Children 404 is an online support forum for Russian LGBT teens created in reaction to Putin’s notorious “gay propaganda” law. Kids who access the forum can connect with their peers and a private area where teens can get help from professional counselors who donate their time.
This intensely moving documentary focuses on two people: Elena Klimova, the site’s creator; and Pasha, an openly gay teen who’s moving to Toronto to study journalism.
The two talk about their hopes and wishes for a better future, where Putin-fueled homophobia will be as unimaginable as segregation and for a family, kids, a house, just having a normal life, something that would never be possible in today’s Russia. They never asked to be activists, but what choice do they have? As Elena points out in one scene, even hiding won’t ensure safety, and you’d constantly be looking over your shoulder anyway.
Interspersed between the scenes with Elena and Pasha are several dozen short testimonies from Children 404 teens—anonymous, of course: we just hear their voices, and see shaky homemade footage of their schools or neighbourhoods. They talk about getting bullied, beat up, having to hide relationships from classmates, growing up believing they’re sick or abnormal or sinners. Hearing those voices drives home what a difference the site makes, every day, for hundreds of teens.
Despite its subject, Children 404 is a surprisingly positive film as it highlights some brave souls who are truly making a difference, changing hearts and minds. Not just queer ones, either. In an April screening of the movie in Moscow, the audience successfully resisted protesters’ and police’s attempts to shut the event down. To the straight audience members, this was a wake-up call that the hate is very real, and it does affect them too.

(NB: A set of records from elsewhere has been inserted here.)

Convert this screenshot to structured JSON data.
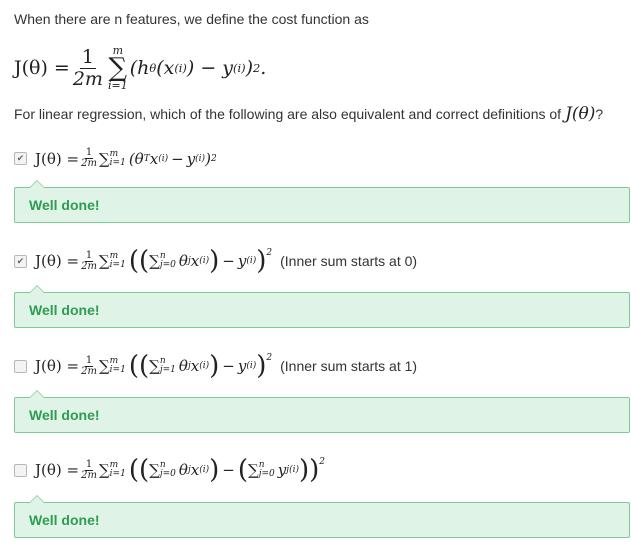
{
  "intro": "When there are n features, we define the cost function as",
  "cost_function": {
    "lhs": "J(θ) =",
    "frac_num": "1",
    "frac_den": "2m",
    "sum_top": "m",
    "sum_bottom": "i=1",
    "body_prefix": "(h",
    "body_sub": "θ",
    "body_mid": "(x",
    "body_sup_i": "(i)",
    "body_minus": ") − y",
    "body_close": ")",
    "square": "2",
    "end": "."
  },
  "question": {
    "text": "For linear regression, which of the following are also equivalent and correct definitions of",
    "math": "J(θ)",
    "end": "?"
  },
  "options": [
    {
      "checked": true,
      "checkmark": "✔",
      "lhs": "J(θ) =",
      "frac_num": "1",
      "frac_den": "2m",
      "sum": "∑",
      "sum_sup": "m",
      "sum_sub": "i=1",
      "body": "(θ",
      "body_sup_T": "T",
      "body_x": "x",
      "sup_i": "(i)",
      "minus": "−",
      "y": "y",
      "close": ")",
      "square": "2",
      "note": "",
      "feedback": "Well done!"
    },
    {
      "checked": true,
      "checkmark": "✔",
      "lhs": "J(θ) =",
      "frac_num": "1",
      "frac_den": "2m",
      "sum": "∑",
      "sum_sup": "m",
      "sum_sub": "i=1",
      "inner_sum_sup": "n",
      "inner_sum_sub": "j=0",
      "inner_term": "θ",
      "inner_sub_j": "j",
      "inner_x": "x",
      "sup_i": "(i)",
      "minus": "−",
      "y": "y",
      "square": "2",
      "note": "(Inner sum starts at 0)",
      "feedback": "Well done!"
    },
    {
      "checked": false,
      "checkmark": "",
      "lhs": "J(θ) =",
      "frac_num": "1",
      "frac_den": "2m",
      "sum": "∑",
      "sum_sup": "m",
      "sum_sub": "i=1",
      "inner_sum_sup": "n",
      "inner_sum_sub": "j=1",
      "inner_term": "θ",
      "inner_sub_j": "j",
      "inner_x": "x",
      "sup_i": "(i)",
      "minus": "−",
      "y": "y",
      "square": "2",
      "note": "(Inner sum starts at 1)",
      "feedback": "Well done!"
    },
    {
      "checked": false,
      "checkmark": "",
      "lhs": "J(θ) =",
      "frac_num": "1",
      "frac_den": "2m",
      "sum": "∑",
      "sum_sup": "m",
      "sum_sub": "i=1",
      "inner_sum_sup": "n",
      "inner_sum_sub": "j=0",
      "inner_term": "θ",
      "inner_sub_j": "j",
      "inner_x": "x",
      "sup_i": "(i)",
      "minus": "−",
      "second_sum_sup": "n",
      "second_sum_sub": "j=0",
      "y": "y",
      "square": "2",
      "note": "",
      "feedback": "Well done!"
    }
  ],
  "colors": {
    "feedback_bg": "#dff4e6",
    "feedback_border": "#7ccc98",
    "feedback_text": "#2e9d52"
  }
}
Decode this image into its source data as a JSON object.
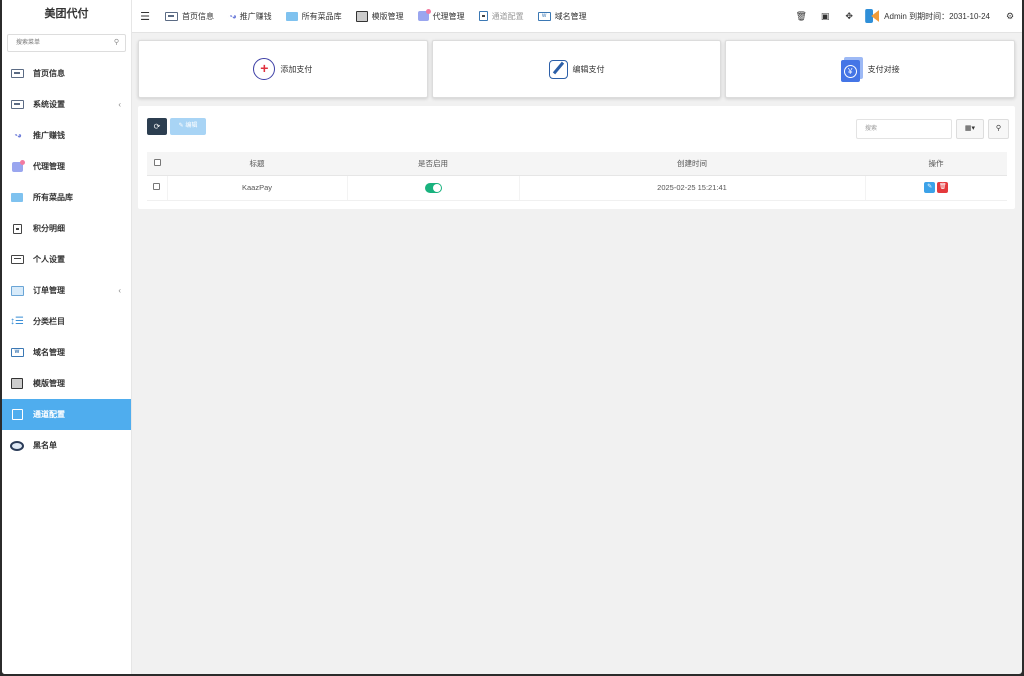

In the post-film Q&A, director Askold Kurov told us of more happy endings. Pasha is now in Toronto, and doing well in his studies. There’s been an uptick in refugee claims from Russia by GLBT people, but it looks like they’ve all been accepted. And best of all, the site’s legal troubles are over: the charge of containing homosexual propaganda that was laid against it, has been dismissed. They’ll keep on helping queer teens for a while to come.
Hope springs eternal. Russia will need a lot of it, but it looks like some people are moving it in the right direction.
Children 404. Directed by Pavel Loparev & Askold Kurov. No further screenings at the 2014 Vancouver Queer Film Festival.
Nicolas Demers is a web developer and blogger living in Vancouver’s West End. In his spare time he enjoys science-fiction, photography, and is actively involved with the Vancouver Gay Volleyball Association.